The hull finally got painted last week. Took a lot of time to prep the boat and the spraying equipment and shop. Thursday Rick sprayed on the topcoat of Awlgrip Off -White. I was his hose slave and guided the two air hoses and gun hose over and around the staging and obstacles while he concentrated on spraying. We did four coats and by the last coat the lighting was getting to be a challenge being an overcast day and it was hard to see how we were doing. The result was great though and am very pleased with the results. The photos with my point and shoot camera are not very good and everything is so shiny the photos are full of reflections. But here it is anyways to get the idea.
Rick Spraying the 545 epoxy primer
The topcoat the next morning. Time to unwrap the boat.
Some pictures of the cabinet door work since it is not that interesting to take photos of paint and varnish coat number this or that. Coat 6 looks pretty much like coat 8. Finished spraying the hull this week so will post photos of that as well.
For cabinet doors I really like using loose tenons for construction. It has a lot of advantages such as simple and quick to make, very strong, and measuring out the rails and stiles is simpler. Plus it still feels like honest woodworking and not cheating. I make up lengths of lose tenon stock out of what ever hardwood I have in the shorts bin.
Fitting hinges. Not my favorite job. The hinges are set into the frame bead. Normally I would let in the hinges 50/50 but here I want the hing pin to line up in the bead to I set them in enough to give me a nice door gap and surface mount them on the door frame.

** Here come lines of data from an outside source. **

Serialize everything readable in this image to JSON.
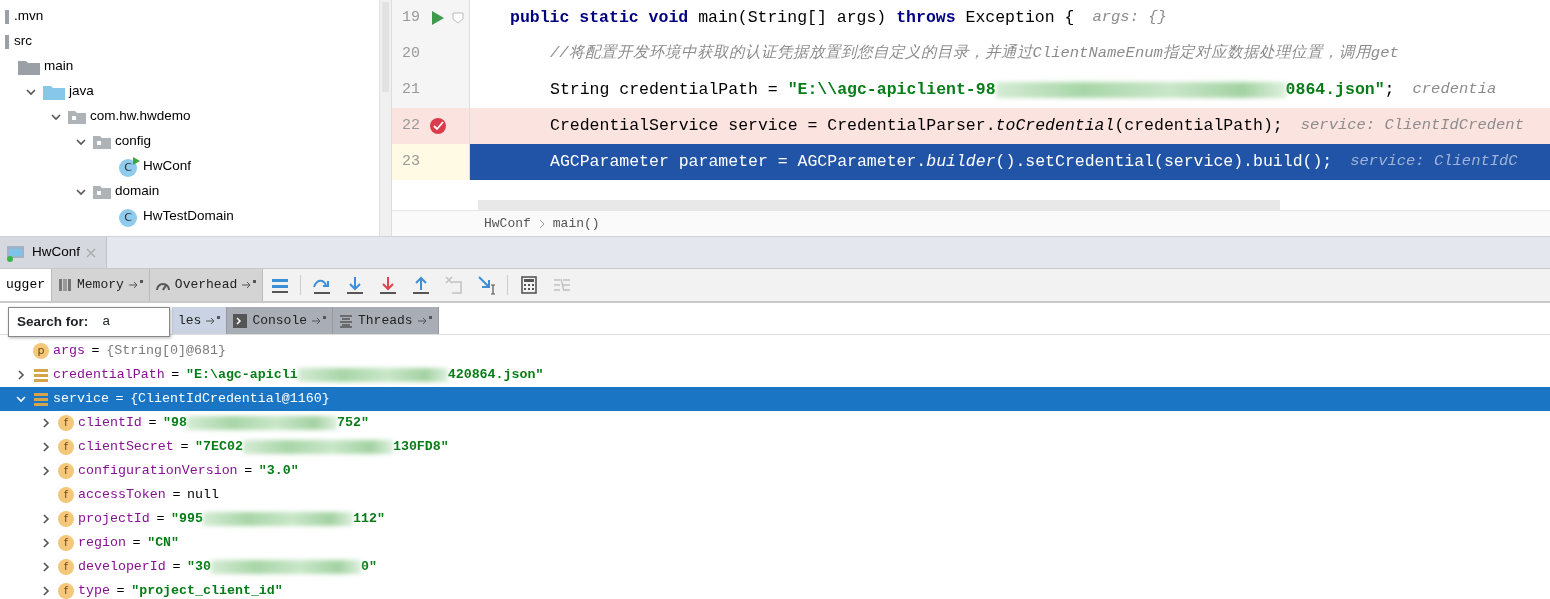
{
  "project_tree": [
    {
      "label": ".mvn",
      "kind": "module"
    },
    {
      "label": "src",
      "kind": "module",
      "children": [
        {
          "label": "main",
          "kind": "folder",
          "children": [
            {
              "label": "java",
              "kind": "source",
              "expanded": true,
              "children": [
                {
                  "label": "com.hw.hwdemo",
                  "kind": "package",
                  "expanded": true,
                  "children": [
                    {
                      "label": "config",
                      "kind": "package",
                      "expanded": true,
                      "children": [
                        {
                          "label": "HwConf",
                          "kind": "runnable",
                          "badge": "C"
                        }
                      ]
                    },
                    {
                      "label": "domain",
                      "kind": "package",
                      "expanded": true,
                      "children": [
                        {
                          "label": "HwTestDomain",
                          "kind": "class",
                          "badge": "C"
                        }
                      ]
                    }
                  ]
                }
              ]
            }
          ]
        }
      ]
    }
  ],
  "editor": {
    "lines": [
      {
        "number": "19",
        "kind": "declaration",
        "run": true,
        "fold": true,
        "breakpoint": false,
        "current": false,
        "tokens": [
          {
            "kind": "kw",
            "text": "public static void"
          },
          {
            "kind": "plain",
            "text": " main(String[] args) "
          },
          {
            "kind": "kw",
            "text": "throws"
          },
          {
            "kind": "plain",
            "text": " Exception {"
          },
          {
            "kind": "hint",
            "text": "args: {}"
          }
        ]
      },
      {
        "number": "20",
        "kind": "statement",
        "run": false,
        "fold": false,
        "breakpoint": false,
        "current": false,
        "tokens": [
          {
            "kind": "comment",
            "text": "//将配置开发环境中获取的认证凭据放置到您自定义的目录，并通过ClientNameEnum指定对应数据处理位置，调用get"
          }
        ]
      },
      {
        "number": "21",
        "kind": "statement",
        "run": false,
        "fold": false,
        "breakpoint": false,
        "current": false,
        "tokens": [
          {
            "kind": "plain",
            "text": "String credentialPath = "
          },
          {
            "kind": "str",
            "text": "\"E:\\\\agc-apiclient-98"
          },
          {
            "kind": "redacted"
          },
          {
            "kind": "str",
            "text": "0864.json\""
          },
          {
            "kind": "plain",
            "text": ";"
          },
          {
            "kind": "hint",
            "text": "credentia"
          }
        ]
      },
      {
        "number": "22",
        "kind": "statement",
        "run": false,
        "fold": false,
        "breakpoint": true,
        "current": false,
        "tokens": [
          {
            "kind": "plain",
            "text": "CredentialService service = CredentialParser."
          },
          {
            "kind": "ital",
            "text": "toCredential"
          },
          {
            "kind": "plain",
            "text": "(credentialPath);"
          },
          {
            "kind": "hint",
            "text": "service: ClientIdCredent"
          }
        ]
      },
      {
        "number": "23",
        "kind": "statement",
        "run": false,
        "fold": false,
        "breakpoint": false,
        "current": true,
        "tokens": [
          {
            "kind": "plain",
            "text": "AGCParameter parameter = AGCParameter."
          },
          {
            "kind": "ital",
            "text": "builder"
          },
          {
            "kind": "plain",
            "text": "().setCredential(service).build();"
          },
          {
            "kind": "hint",
            "text": "service: ClientIdC"
          }
        ]
      }
    ],
    "breadcrumbs": [
      "HwConf",
      "main()"
    ]
  },
  "debug": {
    "session_tab": {
      "label": "HwConf"
    },
    "view_tabs": [
      {
        "label": "ugger",
        "kind": "debugger",
        "selected": true
      },
      {
        "label": "Memory",
        "kind": "memory",
        "selected": false
      },
      {
        "label": "Overhead",
        "kind": "overhead",
        "selected": false
      }
    ],
    "toolbar": [
      {
        "kind": "layout",
        "disabled": false
      },
      {
        "kind": "step-over",
        "disabled": false
      },
      {
        "kind": "step-into",
        "disabled": false
      },
      {
        "kind": "force-step-into",
        "disabled": false
      },
      {
        "kind": "step-out",
        "disabled": false
      },
      {
        "kind": "drop-frame",
        "disabled": true
      },
      {
        "kind": "run-to-cursor",
        "disabled": false
      },
      {
        "kind": "evaluate",
        "disabled": false
      },
      {
        "kind": "trace",
        "disabled": true
      }
    ],
    "sub_tabs": [
      {
        "label": "les",
        "kind": "variables",
        "selected": true
      },
      {
        "label": "Console",
        "kind": "console",
        "selected": false
      },
      {
        "label": "Threads",
        "kind": "threads",
        "selected": false
      }
    ],
    "search_popup": {
      "label": "Search for:",
      "value": "a"
    },
    "variables": [
      {
        "badge": "p",
        "name": "args",
        "value": [
          {
            "kind": "plain",
            "text": "="
          },
          {
            "kind": "obj",
            "text": "{String[0]@681}"
          }
        ],
        "selected": false
      },
      {
        "kind": "local",
        "name": "credentialPath",
        "expanded": false,
        "value": [
          {
            "kind": "plain",
            "text": "="
          },
          {
            "kind": "str",
            "text": "\"E:\\agc-apicli"
          },
          {
            "kind": "redacted"
          },
          {
            "kind": "str",
            "text": "420864.json\""
          }
        ],
        "selected": false
      },
      {
        "kind": "local",
        "name": "service",
        "expanded": true,
        "value": [
          {
            "kind": "plain",
            "text": "="
          },
          {
            "kind": "obj",
            "text": "{ClientIdCredential@1160}"
          }
        ],
        "selected": true,
        "children": [
          {
            "badge": "f",
            "name": "clientId",
            "expanded": false,
            "value": [
              {
                "kind": "plain",
                "text": "="
              },
              {
                "kind": "str",
                "text": "\"98"
              },
              {
                "kind": "redacted"
              },
              {
                "kind": "str",
                "text": "752\""
              }
            ],
            "selected": false
          },
          {
            "badge": "f",
            "name": "clientSecret",
            "expanded": false,
            "value": [
              {
                "kind": "plain",
                "text": "="
              },
              {
                "kind": "str",
                "text": "\"7EC02"
              },
              {
                "kind": "redacted"
              },
              {
                "kind": "str",
                "text": "130FD8\""
              }
            ],
            "selected": false
          },
          {
            "badge": "f",
            "name": "configurationVersion",
            "expanded": false,
            "value": [
              {
                "kind": "plain",
                "text": "="
              },
              {
                "kind": "str",
                "text": "\"3.0\""
              }
            ],
            "selected": false
          },
          {
            "badge": "f",
            "name": "accessToken",
            "value": [
              {
                "kind": "plain",
                "text": "="
              },
              {
                "kind": "plain",
                "text": "null"
              }
            ],
            "selected": false
          },
          {
            "badge": "f",
            "name": "projectId",
            "expanded": false,
            "value": [
              {
                "kind": "plain",
                "text": "="
              },
              {
                "kind": "str",
                "text": "\"995"
              },
              {
                "kind": "redacted"
              },
              {
                "kind": "str",
                "text": "112\""
              }
            ],
            "selected": false
          },
          {
            "badge": "f",
            "name": "region",
            "expanded": false,
            "value": [
              {
                "kind": "plain",
                "text": "="
              },
              {
                "kind": "str",
                "text": "\"CN\""
              }
            ],
            "selected": false
          },
          {
            "badge": "f",
            "name": "developerId",
            "expanded": false,
            "value": [
              {
                "kind": "plain",
                "text": "="
              },
              {
                "kind": "str",
                "text": "\"30"
              },
              {
                "kind": "redacted"
              },
              {
                "kind": "str",
                "text": "0\""
              }
            ],
            "selected": false
          },
          {
            "badge": "f",
            "name": "type",
            "expanded": false,
            "value": [
              {
                "kind": "plain",
                "text": "="
              },
              {
                "kind": "str",
                "text": "\"project_client_id\""
              }
            ],
            "selected": false
          }
        ]
      }
    ]
  }
}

A pile of doors. There is a total of 20 doors and 4 drawers on the boat. You would not think there would be so many but they add up. The regular cabinetry are solid frame and panel with a bead around the frame. When deciding on the aesthetics for the boat I got a lot of inspiration from an old Wooden Boat article on the re-building of a Sardine Carrier "GRAYLING" by Doug Hylan. The cabinet doors and hardware (catches by Phoenix Lock) and settee backs are mainly inspired by studying those photos ( Wooden Boat Issues; 141 & 142 Mar/April 98 & May/June 98 ). I like a quote written in the article that said something to the extent that the router should not be an arbiter of taste. Hand shaping bulwarkcaps, bulkhead caps, counter edges and fiddles to a more pleasing oval shape is much nicer than a simple machined round over. Details of "GRAYLING" can be seen here: http://www.pagetraditionalboats.com/grayling.htm

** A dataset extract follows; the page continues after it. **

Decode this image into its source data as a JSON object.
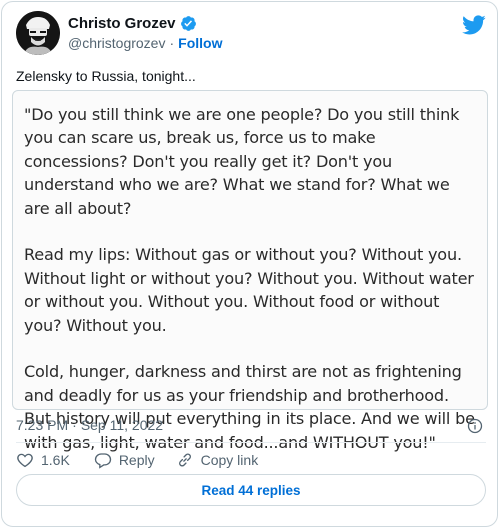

The sail locker doors I decided to build with slats to promote air circulation.
Some bead details around the starboard settee book shelf locker.
Construction detail of the galley sliding door frame. The top bead is set into a rabbet in the frame. The frame is joined with a bridle joint. I used raised finger holes for the sliding doors.